Which Joe gave his name to ‘sloppy joes’? We look at five interesting sandwiches and their lexical origins.
An ancient Norse warrior who fought with wild or uncontrolled ferocity.
- ‘The Viking berserker was thought not only to have assumed the ferocity of an animal, but also to have acquired the strength of a grizzly.’
- ‘Place berserkers at the front of the army and have them lead a charge.’
- ‘Any Army marching to battle with this as their battle cry would turn into a bunch of berserkers.’
- ‘His facial features can shift in a twitch from the innocent blankness of a choirboy during the sermon to the frantic grimaces of an axe-wielding berserker.’
- ‘Grappling hooks fly up from the ground and grab the edge of the awning, and the Viking berserkers start climbing onto the platform.’
- ‘He raced in, his sword over his head like a berserker's.’
- ‘By the ancient berserker instinct, his hand went to his belt where his rune-covered axe normally hung.’
We take a look at several popular, though confusing, punctuation marks.
From Afghanistan to Zimbabwe, discover surprising and intriguing language facts from around the globe.

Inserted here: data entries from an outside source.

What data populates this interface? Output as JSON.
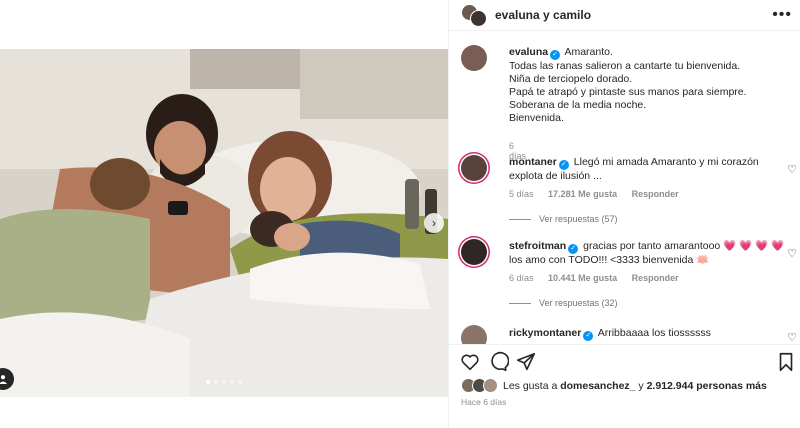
{
  "post": {
    "header_username": "evaluna y camilo",
    "author": "evaluna",
    "caption_lines": [
      "Amaranto.",
      "Todas las ranas salieron a cantarte tu bienvenida.",
      "Niña de terciopelo dorado.",
      "Papá te atrapó y pintaste sus manos para siempre.",
      "Soberana de la media noche.",
      "Bienvenida."
    ],
    "caption_time": "6 días",
    "carousel_count": 5,
    "carousel_active": 0
  },
  "comments": [
    {
      "username": "montaner",
      "text": "Llegó mi amada Amaranto y mi corazón explota de ilusión ...",
      "time": "5 días",
      "likes": "17.281 Me gusta",
      "reply_label": "Responder",
      "view_replies": "Ver respuestas (57)"
    },
    {
      "username": "stefroitman",
      "text": "gracias por tanto amarantooo 💗 💗 💗 💗 los amo con TODO!!! <3333 bienvenida 🪷",
      "time": "6 días",
      "likes": "10.441 Me gusta",
      "reply_label": "Responder",
      "view_replies": "Ver respuestas (32)"
    },
    {
      "username": "rickymontaner",
      "text": "Arribbaaaa los tiossssss"
    }
  ],
  "likes": {
    "prefix": "Les gusta a",
    "user": "domesanchez_",
    "connector": "y",
    "count": "2.912.944 personas más"
  },
  "date_label": "Hace 6 días",
  "icons": {
    "more": "more-options-icon",
    "heart": "heart-icon",
    "comment": "comment-icon",
    "share": "share-icon",
    "save": "bookmark-icon",
    "verified": "verified-badge-icon",
    "next": "chevron-right-icon",
    "tag": "user-tag-icon"
  },
  "colors": {
    "verified_blue": "#0095f6",
    "story_ring": "#d62976",
    "muted_text": "#8e8e8e"
  }
}
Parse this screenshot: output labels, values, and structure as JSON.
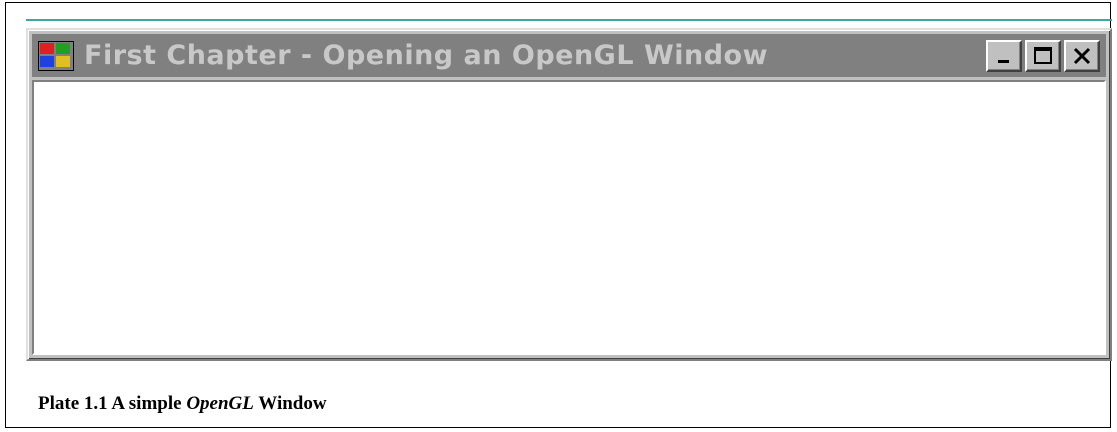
{
  "window": {
    "title": "First Chapter - Opening an OpenGL Window",
    "app_icon": "windows-flag-icon",
    "controls": {
      "minimize_icon": "minimize-icon",
      "maximize_icon": "maximize-icon",
      "close_icon": "close-icon"
    }
  },
  "caption": {
    "prefix": "Plate 1.1 A simple",
    "emphasis": "OpenGL",
    "suffix": "Window"
  },
  "colors": {
    "titlebar_inactive": "#808080",
    "title_text": "#c8c8c8",
    "window_face": "#c0c0c0",
    "accent": "#3aa9a3"
  }
}
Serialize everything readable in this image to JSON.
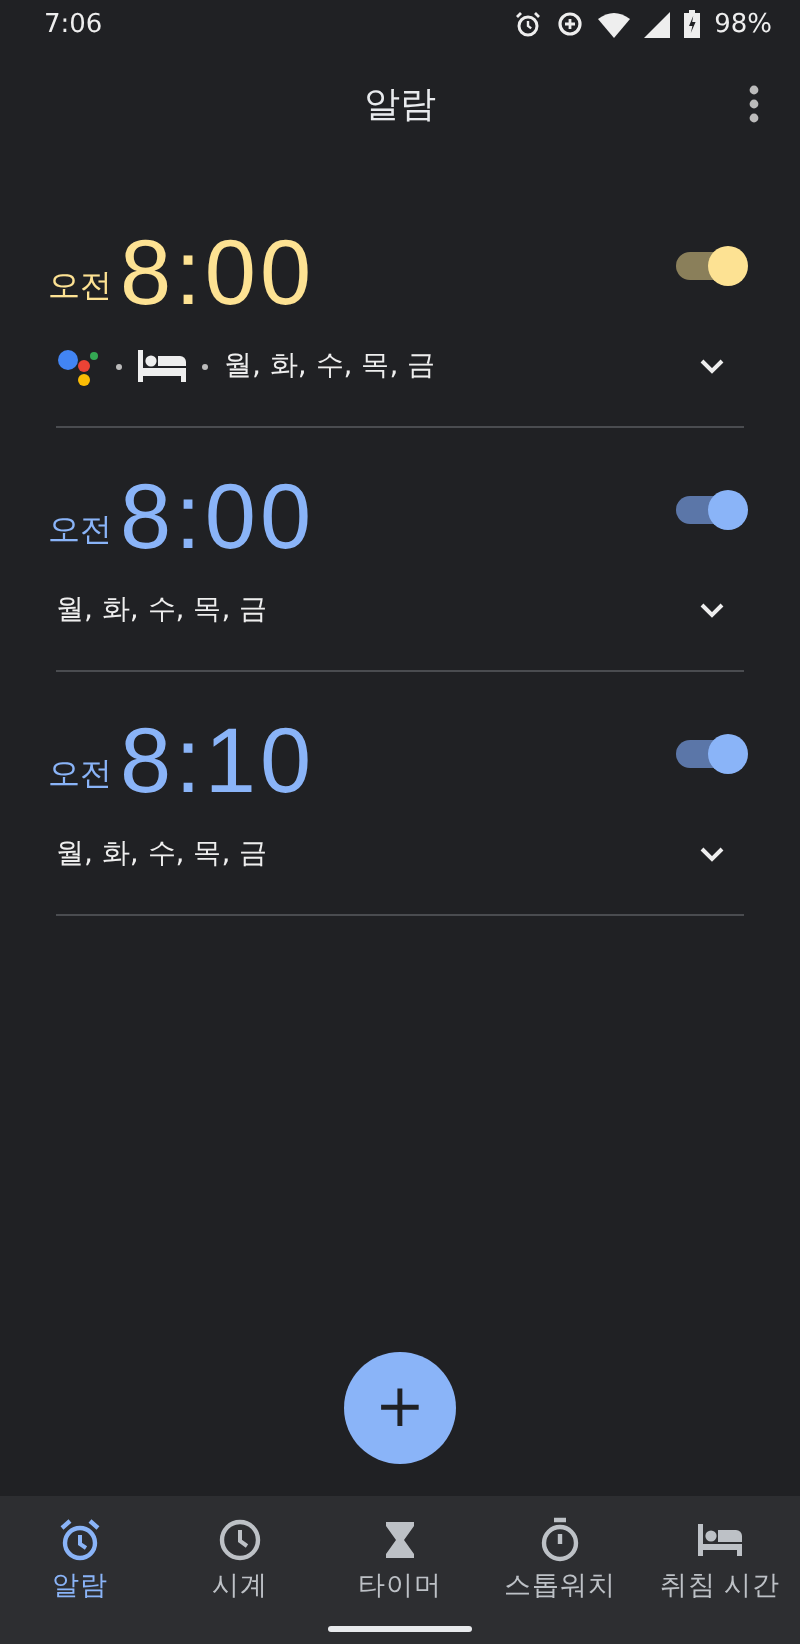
{
  "status_bar": {
    "time": "7:06",
    "battery": "98%"
  },
  "header": {
    "title": "알람"
  },
  "alarms": [
    {
      "kind": "bedtime",
      "period": "오전",
      "time": "8:00",
      "on": true,
      "days": "월, 화, 수, 목, 금"
    },
    {
      "kind": "normal",
      "period": "오전",
      "time": "8:00",
      "on": true,
      "days": "월, 화, 수, 목, 금"
    },
    {
      "kind": "normal",
      "period": "오전",
      "time": "8:10",
      "on": true,
      "days": "월, 화, 수, 목, 금"
    }
  ],
  "fab": {
    "label": "+"
  },
  "tabs": [
    {
      "label": "알람",
      "selected": true
    },
    {
      "label": "시계",
      "selected": false
    },
    {
      "label": "타이머",
      "selected": false
    },
    {
      "label": "스톱워치",
      "selected": false
    },
    {
      "label": "취침 시간",
      "selected": false
    }
  ]
}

The definitions of ‘buddy’ and ‘bro’ in the OED have recently been revised. We explore their history and increase in popularity.